▶ **Dataset rows describing interfaces**:
- Opening Delimiter -

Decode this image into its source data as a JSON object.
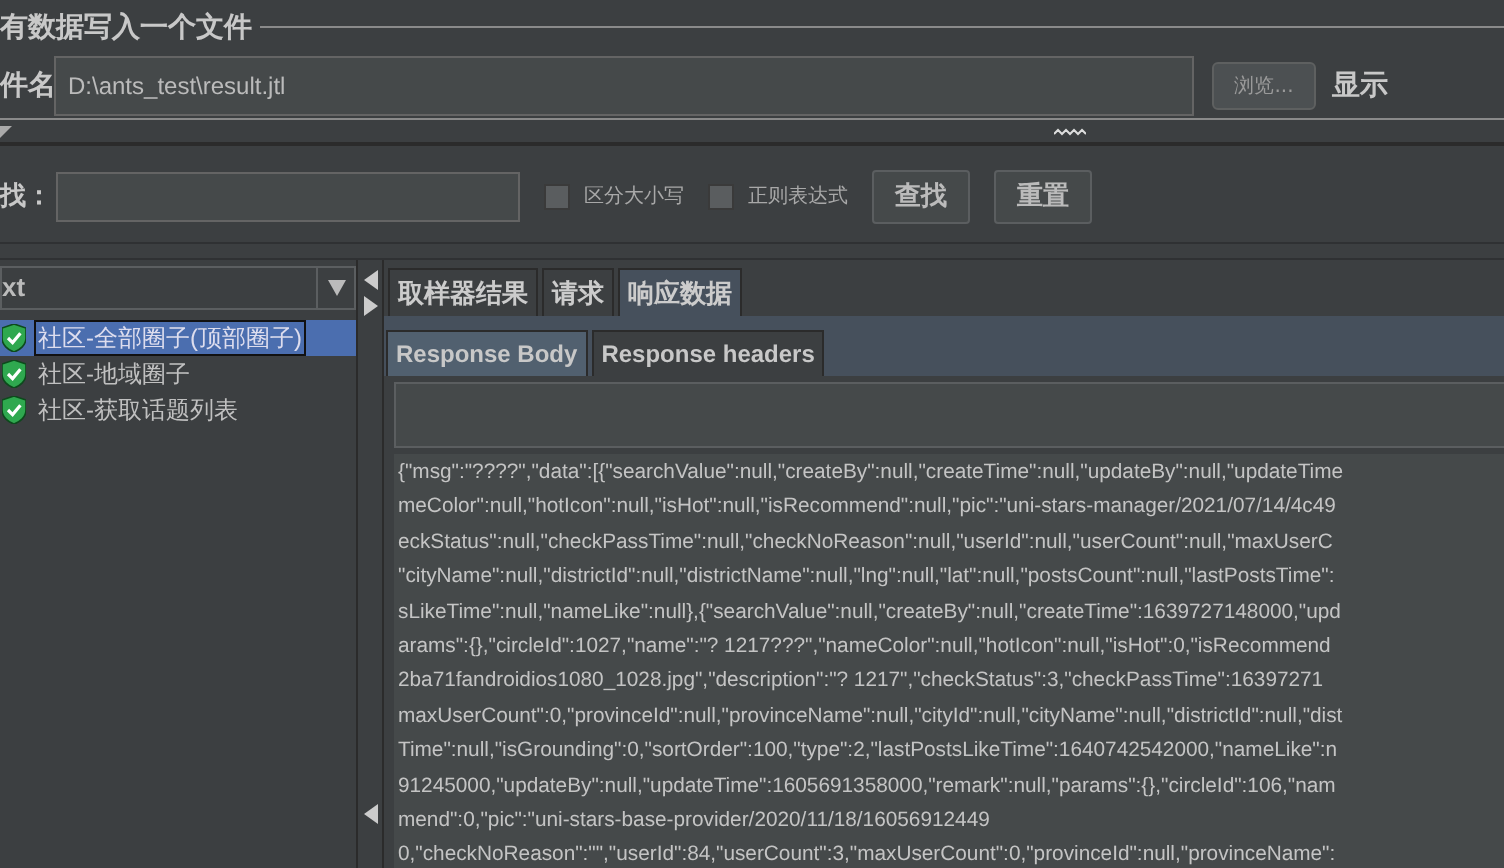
{
  "file_panel": {
    "title": "有数据写入一个文件",
    "filename_label": "件名",
    "filename": "D:\\ants_test\\result.jtl",
    "browse_button": "浏览...",
    "display_label": "显示"
  },
  "search": {
    "label": "找：",
    "options": [
      {
        "label": "区分大小写",
        "checked": false
      },
      {
        "label": "正则表达式",
        "checked": false
      }
    ],
    "buttons": [
      "查找",
      "重置"
    ]
  },
  "tree": {
    "renderer": "xt",
    "items": [
      {
        "label": "社区-全部圈子(顶部圈子)",
        "selected": true
      },
      {
        "label": "社区-地域圈子",
        "selected": false
      },
      {
        "label": "社区-获取话题列表",
        "selected": false
      }
    ]
  },
  "tabs": [
    {
      "label": "取样器结果",
      "selected": false
    },
    {
      "label": "请求",
      "selected": false
    },
    {
      "label": "响应数据",
      "selected": true
    }
  ],
  "subtabs": [
    {
      "label": "Response Body",
      "selected": true
    },
    {
      "label": "Response headers",
      "selected": false
    }
  ],
  "response_lines": [
    "{\"msg\":\"????\",\"data\":[{\"searchValue\":null,\"createBy\":null,\"createTime\":null,\"updateBy\":null,\"updateTime",
    "meColor\":null,\"hotIcon\":null,\"isHot\":null,\"isRecommend\":null,\"pic\":\"uni-stars-manager/2021/07/14/4c49",
    "eckStatus\":null,\"checkPassTime\":null,\"checkNoReason\":null,\"userId\":null,\"userCount\":null,\"maxUserC",
    "\"cityName\":null,\"districtId\":null,\"districtName\":null,\"lng\":null,\"lat\":null,\"postsCount\":null,\"lastPostsTime\":",
    "sLikeTime\":null,\"nameLike\":null},{\"searchValue\":null,\"createBy\":null,\"createTime\":1639727148000,\"upd",
    "arams\":{},\"circleId\":1027,\"name\":\"?  1217???\",\"nameColor\":null,\"hotIcon\":null,\"isHot\":0,\"isRecommend",
    "2ba71fandroidios1080_1028.jpg\",\"description\":\"?  1217\",\"checkStatus\":3,\"checkPassTime\":16397271",
    "maxUserCount\":0,\"provinceId\":null,\"provinceName\":null,\"cityId\":null,\"cityName\":null,\"districtId\":null,\"dist",
    "Time\":null,\"isGrounding\":0,\"sortOrder\":100,\"type\":2,\"lastPostsLikeTime\":1640742542000,\"nameLike\":n",
    "91245000,\"updateBy\":null,\"updateTime\":1605691358000,\"remark\":null,\"params\":{},\"circleId\":106,\"nam",
    "mend\":0,\"pic\":\"uni-stars-base-provider/2020/11/18/16056912449",
    "0,\"checkNoReason\":\"\",\"userId\":84,\"userCount\":3,\"maxUserCount\":0,\"provinceId\":null,\"provinceName\":"
  ]
}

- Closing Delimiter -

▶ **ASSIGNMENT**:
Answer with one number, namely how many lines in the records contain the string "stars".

▶ **RESULT**:
2